WHAT NEEDS TO BE DONE>
Please print out every entry below, verbatim.

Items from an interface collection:

--- START ---

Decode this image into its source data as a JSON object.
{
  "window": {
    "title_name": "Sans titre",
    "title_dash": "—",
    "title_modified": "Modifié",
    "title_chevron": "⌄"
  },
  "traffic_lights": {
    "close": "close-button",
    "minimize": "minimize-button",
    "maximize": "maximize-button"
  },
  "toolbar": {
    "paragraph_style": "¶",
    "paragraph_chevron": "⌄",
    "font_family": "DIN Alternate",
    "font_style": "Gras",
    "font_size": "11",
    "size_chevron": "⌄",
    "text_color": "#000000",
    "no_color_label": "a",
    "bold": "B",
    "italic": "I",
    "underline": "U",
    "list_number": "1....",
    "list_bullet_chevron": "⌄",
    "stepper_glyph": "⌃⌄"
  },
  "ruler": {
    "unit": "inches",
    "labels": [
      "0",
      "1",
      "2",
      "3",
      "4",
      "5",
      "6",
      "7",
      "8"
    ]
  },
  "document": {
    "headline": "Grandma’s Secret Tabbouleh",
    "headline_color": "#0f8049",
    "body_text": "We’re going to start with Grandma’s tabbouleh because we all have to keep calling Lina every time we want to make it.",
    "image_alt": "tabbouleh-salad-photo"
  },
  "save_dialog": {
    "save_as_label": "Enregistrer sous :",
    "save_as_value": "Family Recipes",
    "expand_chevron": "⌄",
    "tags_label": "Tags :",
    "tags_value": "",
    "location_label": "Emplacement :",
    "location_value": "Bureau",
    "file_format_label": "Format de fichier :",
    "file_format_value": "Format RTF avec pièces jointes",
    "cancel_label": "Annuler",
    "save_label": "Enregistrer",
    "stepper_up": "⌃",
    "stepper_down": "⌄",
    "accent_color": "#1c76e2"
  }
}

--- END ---

SOLVED EXERCISE>
Decode this image into its source data as a JSON object.
{
  "window": {
    "title_name": "Sans titre",
    "title_dash": "—",
    "title_modified": "Modifié",
    "title_chevron": "⌄"
  },
  "traffic_lights": {
    "close": "close-button",
    "minimize": "minimize-button",
    "maximize": "maximize-button"
  },
  "toolbar": {
    "paragraph_style": "¶",
    "paragraph_chevron": "⌄",
    "font_family": "DIN Alternate",
    "font_style": "Gras",
    "font_size": "11",
    "size_chevron": "⌄",
    "text_color": "#000000",
    "no_color_label": "a",
    "bold": "B",
    "italic": "I",
    "underline": "U",
    "list_number": "1....",
    "list_bullet_chevron": "⌄",
    "stepper_glyph": "⌃⌄"
  },
  "ruler": {
    "unit": "inches",
    "labels": [
      "0",
      "1",
      "2",
      "3",
      "4",
      "5",
      "6",
      "7",
      "8"
    ]
  },
  "document": {
    "headline": "Grandma’s Secret Tabbouleh",
    "headline_color": "#0f8049",
    "body_text": "We’re going to start with Grandma’s tabbouleh because we all have to keep calling Lina every time we want to make it.",
    "image_alt": "tabbouleh-salad-photo"
  },
  "save_dialog": {
    "save_as_label": "Enregistrer sous :",
    "save_as_value": "Family Recipes",
    "expand_chevron": "⌄",
    "tags_label": "Tags :",
    "tags_value": "",
    "location_label": "Emplacement :",
    "location_value": "Bureau",
    "file_format_label": "Format de fichier :",
    "file_format_value": "Format RTF avec pièces jointes",
    "cancel_label": "Annuler",
    "save_label": "Enregistrer",
    "stepper_up": "⌃",
    "stepper_down": "⌄",
    "accent_color": "#1c76e2"
  }
}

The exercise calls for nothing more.